Brian was the project manager for several traveling exhibitions, including Made in China: Export Porcelain from the Leo and Doris Hodroff Collection at Winterthur, and the large international loan exhibition, Inventing the Modern World: Decorative Arts at the World’s Fairs 1851–1939.

In November 2015, he published British Ceramics 1675–1825: The Mint Museum, which highlights over 225 examples of the Mint’s nationally recognized British ceramics collection, and in early 2016 organized a new display of that collection in an installation titled Portals to the Past: British Ceramics 1675–1825.

Before joining the Mint staff, Brian was an assistant curator in the European Sculpture and Decorative Arts Department at the Detroit Institute of Arts. He has an M.A. and a M.Phil. from the Bard Graduate Center: Decorative Arts, Design History, and Material Culture, New York.
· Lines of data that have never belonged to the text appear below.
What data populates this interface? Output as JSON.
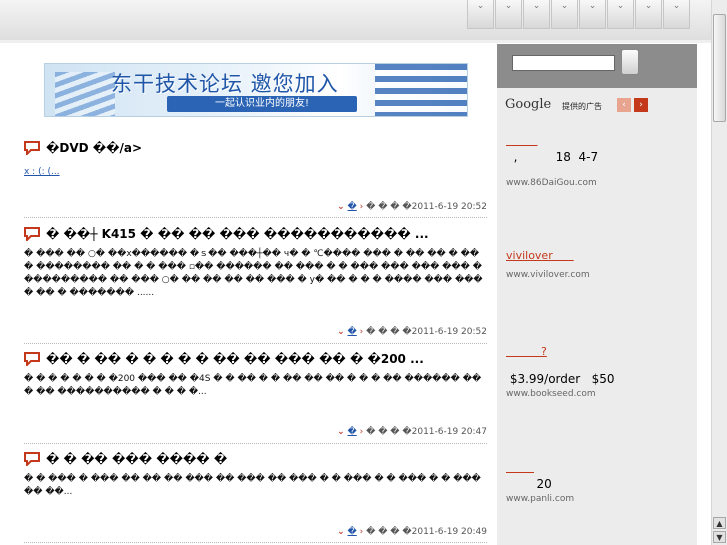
{
  "nav": {
    "tabs": [
      "⌄",
      "⌄",
      "⌄",
      "⌄",
      "⌄",
      "⌄",
      "⌄",
      "⌄"
    ]
  },
  "banner": {
    "title": "东干技术论坛 邀您加入",
    "subtitle": "一起认识业内的朋友!"
  },
  "posts": [
    {
      "title": "�DVD  ��/a>",
      "link": "x : (: (...",
      "meta": {
        "author": "�",
        "text": "� � � �2011-6-19 20:52"
      }
    },
    {
      "title": "� ��┼ K415 � �� �� ��� ����������� ...",
      "body": "� ��� �� ○�   ��x������ �ｓ�� ���┼�� ч� � ℃���� ��� � �� �� � �� � �������� �� � � ��� ▫�� ������ �� ��� � � ��� ��� ��� ��� � ��������� �� ��� ○� �� �� �� �� ��� � у� �� � � � ���� ��� ��� � �� � ������� ......",
      "meta": {
        "author": "�",
        "text": "� � � �2011-6-19 20:52"
      }
    },
    {
      "title": "��  �   ��  � � � � �  �� �� ��� �� � �200 ...",
      "body": "� � � � � � � �200  ���  �� �4S � �  �� � � �� �� �� � � � �� ������ ���  �� ���������� � � �   �...",
      "meta": {
        "author": "�",
        "text": "� � � �2011-6-19 20:47"
      }
    },
    {
      "title": "�  � �� ��� ���� �",
      "body": "� � ��� � ��� �� �� �� ��� �� ��� �� ��� � � ��� � � ��� � � ��� �� ��...",
      "meta": {
        "author": "�",
        "text": "� � � �2011-6-19 20:49"
      }
    }
  ],
  "sidebar": {
    "search": {
      "placeholder": ""
    },
    "ads_header": {
      "logo": "Google",
      "label": "提供的广告",
      "prev": "‹",
      "next": "›"
    },
    "ads": [
      {
        "title": "         ",
        "text": "  ,          18  4-7",
        "url": "www.86DaiGou.com"
      },
      {
        "title": "vivilover      ",
        "text": "",
        "url": "www.vivilover.com"
      },
      {
        "title": "          ?",
        "text": " $3.99/order   $50",
        "url": "www.bookseed.com"
      },
      {
        "title": "        ",
        "text": "        20",
        "url": "www.panli.com"
      }
    ]
  },
  "colors": {
    "accent": "#c4391c",
    "link": "#2255aa",
    "sidebar_bg": "#ececec",
    "search_bg": "#8c8c8c"
  }
}
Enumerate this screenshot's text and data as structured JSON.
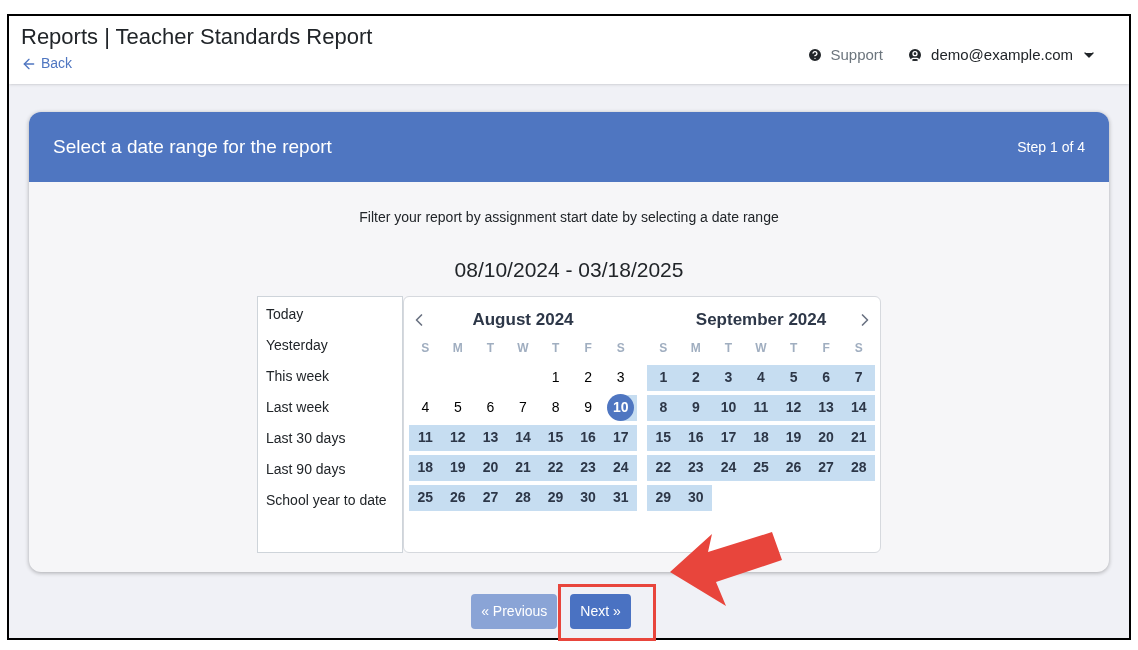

Prior to his museum career, Brian was a research librarian for fourteen years, working in turn for IBM, Salomon Brothers, and J.P. Morgan and Company.